▶ Data for processing:

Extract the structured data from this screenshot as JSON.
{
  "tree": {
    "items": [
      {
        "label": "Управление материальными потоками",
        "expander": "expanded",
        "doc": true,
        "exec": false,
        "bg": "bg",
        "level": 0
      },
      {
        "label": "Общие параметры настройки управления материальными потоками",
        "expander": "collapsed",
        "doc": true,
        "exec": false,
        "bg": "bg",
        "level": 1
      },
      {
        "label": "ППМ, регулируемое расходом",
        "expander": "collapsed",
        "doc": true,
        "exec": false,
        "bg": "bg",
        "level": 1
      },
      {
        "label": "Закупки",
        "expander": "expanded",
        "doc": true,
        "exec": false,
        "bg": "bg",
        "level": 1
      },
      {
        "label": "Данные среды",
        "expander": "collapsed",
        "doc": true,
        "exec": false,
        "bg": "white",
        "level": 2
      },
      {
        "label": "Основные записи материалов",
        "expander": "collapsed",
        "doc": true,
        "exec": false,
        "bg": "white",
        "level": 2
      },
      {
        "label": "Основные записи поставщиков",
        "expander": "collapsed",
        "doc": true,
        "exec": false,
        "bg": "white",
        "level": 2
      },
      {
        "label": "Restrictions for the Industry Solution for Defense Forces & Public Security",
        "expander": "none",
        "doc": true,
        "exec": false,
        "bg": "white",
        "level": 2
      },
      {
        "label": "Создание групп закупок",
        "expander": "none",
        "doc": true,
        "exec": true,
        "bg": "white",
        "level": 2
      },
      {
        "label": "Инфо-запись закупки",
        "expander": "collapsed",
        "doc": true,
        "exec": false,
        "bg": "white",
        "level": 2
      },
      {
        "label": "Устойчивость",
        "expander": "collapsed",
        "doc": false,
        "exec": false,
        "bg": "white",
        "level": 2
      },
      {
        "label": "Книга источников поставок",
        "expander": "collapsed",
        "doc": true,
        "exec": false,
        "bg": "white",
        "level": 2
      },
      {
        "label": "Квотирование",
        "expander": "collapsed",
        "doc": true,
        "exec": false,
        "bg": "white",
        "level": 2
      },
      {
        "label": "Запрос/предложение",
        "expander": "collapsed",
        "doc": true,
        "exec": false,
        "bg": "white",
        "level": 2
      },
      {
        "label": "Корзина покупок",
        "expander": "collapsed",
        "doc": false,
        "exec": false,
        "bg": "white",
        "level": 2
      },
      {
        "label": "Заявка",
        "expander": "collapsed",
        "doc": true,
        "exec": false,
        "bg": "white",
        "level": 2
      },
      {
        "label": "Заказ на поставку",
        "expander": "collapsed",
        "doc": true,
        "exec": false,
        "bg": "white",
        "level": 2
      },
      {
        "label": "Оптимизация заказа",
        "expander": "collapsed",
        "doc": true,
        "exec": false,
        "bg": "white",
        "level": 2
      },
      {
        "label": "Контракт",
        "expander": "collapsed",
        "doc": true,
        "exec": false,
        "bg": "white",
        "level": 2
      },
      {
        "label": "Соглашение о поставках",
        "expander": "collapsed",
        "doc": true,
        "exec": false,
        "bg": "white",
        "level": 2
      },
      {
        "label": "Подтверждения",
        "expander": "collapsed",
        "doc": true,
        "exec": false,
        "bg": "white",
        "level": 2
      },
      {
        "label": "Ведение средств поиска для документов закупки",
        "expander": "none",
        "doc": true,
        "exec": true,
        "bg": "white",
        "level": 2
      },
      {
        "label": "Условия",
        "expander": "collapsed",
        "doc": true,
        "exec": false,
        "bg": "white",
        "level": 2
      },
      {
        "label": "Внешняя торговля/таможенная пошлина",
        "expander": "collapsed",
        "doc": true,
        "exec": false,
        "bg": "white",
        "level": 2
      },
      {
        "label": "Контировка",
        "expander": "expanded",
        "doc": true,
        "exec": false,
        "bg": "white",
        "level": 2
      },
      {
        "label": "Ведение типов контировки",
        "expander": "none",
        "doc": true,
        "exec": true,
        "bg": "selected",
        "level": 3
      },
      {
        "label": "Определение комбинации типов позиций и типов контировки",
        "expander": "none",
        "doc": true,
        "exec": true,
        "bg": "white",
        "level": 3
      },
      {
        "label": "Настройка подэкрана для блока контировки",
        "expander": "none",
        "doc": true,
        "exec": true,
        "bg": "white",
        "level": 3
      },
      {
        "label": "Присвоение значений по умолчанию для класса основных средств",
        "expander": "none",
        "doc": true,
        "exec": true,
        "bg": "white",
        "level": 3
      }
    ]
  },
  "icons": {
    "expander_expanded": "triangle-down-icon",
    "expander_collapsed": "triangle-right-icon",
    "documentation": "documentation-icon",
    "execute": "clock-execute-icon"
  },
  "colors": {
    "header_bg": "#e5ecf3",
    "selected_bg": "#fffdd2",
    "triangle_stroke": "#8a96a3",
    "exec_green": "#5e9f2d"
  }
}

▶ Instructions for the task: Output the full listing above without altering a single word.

▶ Worked solution:
Extract the structured data from this screenshot as JSON.
{
  "tree": {
    "items": [
      {
        "label": "Управление материальными потоками",
        "expander": "expanded",
        "doc": true,
        "exec": false,
        "bg": "bg",
        "level": 0
      },
      {
        "label": "Общие параметры настройки управления материальными потоками",
        "expander": "collapsed",
        "doc": true,
        "exec": false,
        "bg": "bg",
        "level": 1
      },
      {
        "label": "ППМ, регулируемое расходом",
        "expander": "collapsed",
        "doc": true,
        "exec": false,
        "bg": "bg",
        "level": 1
      },
      {
        "label": "Закупки",
        "expander": "expanded",
        "doc": true,
        "exec": false,
        "bg": "bg",
        "level": 1
      },
      {
        "label": "Данные среды",
        "expander": "collapsed",
        "doc": true,
        "exec": false,
        "bg": "white",
        "level": 2
      },
      {
        "label": "Основные записи материалов",
        "expander": "collapsed",
        "doc": true,
        "exec": false,
        "bg": "white",
        "level": 2
      },
      {
        "label": "Основные записи поставщиков",
        "expander": "collapsed",
        "doc": true,
        "exec": false,
        "bg": "white",
        "level": 2
      },
      {
        "label": "Restrictions for the Industry Solution for Defense Forces & Public Security",
        "expander": "none",
        "doc": true,
        "exec": false,
        "bg": "white",
        "level": 2
      },
      {
        "label": "Создание групп закупок",
        "expander": "none",
        "doc": true,
        "exec": true,
        "bg": "white",
        "level": 2
      },
      {
        "label": "Инфо-запись закупки",
        "expander": "collapsed",
        "doc": true,
        "exec": false,
        "bg": "white",
        "level": 2
      },
      {
        "label": "Устойчивость",
        "expander": "collapsed",
        "doc": false,
        "exec": false,
        "bg": "white",
        "level": 2
      },
      {
        "label": "Книга источников поставок",
        "expander": "collapsed",
        "doc": true,
        "exec": false,
        "bg": "white",
        "level": 2
      },
      {
        "label": "Квотирование",
        "expander": "collapsed",
        "doc": true,
        "exec": false,
        "bg": "white",
        "level": 2
      },
      {
        "label": "Запрос/предложение",
        "expander": "collapsed",
        "doc": true,
        "exec": false,
        "bg": "white",
        "level": 2
      },
      {
        "label": "Корзина покупок",
        "expander": "collapsed",
        "doc": false,
        "exec": false,
        "bg": "white",
        "level": 2
      },
      {
        "label": "Заявка",
        "expander": "collapsed",
        "doc": true,
        "exec": false,
        "bg": "white",
        "level": 2
      },
      {
        "label": "Заказ на поставку",
        "expander": "collapsed",
        "doc": true,
        "exec": false,
        "bg": "white",
        "level": 2
      },
      {
        "label": "Оптимизация заказа",
        "expander": "collapsed",
        "doc": true,
        "exec": false,
        "bg": "white",
        "level": 2
      },
      {
        "label": "Контракт",
        "expander": "collapsed",
        "doc": true,
        "exec": false,
        "bg": "white",
        "level": 2
      },
      {
        "label": "Соглашение о поставках",
        "expander": "collapsed",
        "doc": true,
        "exec": false,
        "bg": "white",
        "level": 2
      },
      {
        "label": "Подтверждения",
        "expander": "collapsed",
        "doc": true,
        "exec": false,
        "bg": "white",
        "level": 2
      },
      {
        "label": "Ведение средств поиска для документов закупки",
        "expander": "none",
        "doc": true,
        "exec": true,
        "bg": "white",
        "level": 2
      },
      {
        "label": "Условия",
        "expander": "collapsed",
        "doc": true,
        "exec": false,
        "bg": "white",
        "level": 2
      },
      {
        "label": "Внешняя торговля/таможенная пошлина",
        "expander": "collapsed",
        "doc": true,
        "exec": false,
        "bg": "white",
        "level": 2
      },
      {
        "label": "Контировка",
        "expander": "expanded",
        "doc": true,
        "exec": false,
        "bg": "white",
        "level": 2
      },
      {
        "label": "Ведение типов контировки",
        "expander": "none",
        "doc": true,
        "exec": true,
        "bg": "selected",
        "level": 3
      },
      {
        "label": "Определение комбинации типов позиций и типов контировки",
        "expander": "none",
        "doc": true,
        "exec": true,
        "bg": "white",
        "level": 3
      },
      {
        "label": "Настройка подэкрана для блока контировки",
        "expander": "none",
        "doc": true,
        "exec": true,
        "bg": "white",
        "level": 3
      },
      {
        "label": "Присвоение значений по умолчанию для класса основных средств",
        "expander": "none",
        "doc": true,
        "exec": true,
        "bg": "white",
        "level": 3
      }
    ]
  },
  "icons": {
    "expander_expanded": "triangle-down-icon",
    "expander_collapsed": "triangle-right-icon",
    "documentation": "documentation-icon",
    "execute": "clock-execute-icon"
  },
  "colors": {
    "header_bg": "#e5ecf3",
    "selected_bg": "#fffdd2",
    "triangle_stroke": "#8a96a3",
    "exec_green": "#5e9f2d"
  }
}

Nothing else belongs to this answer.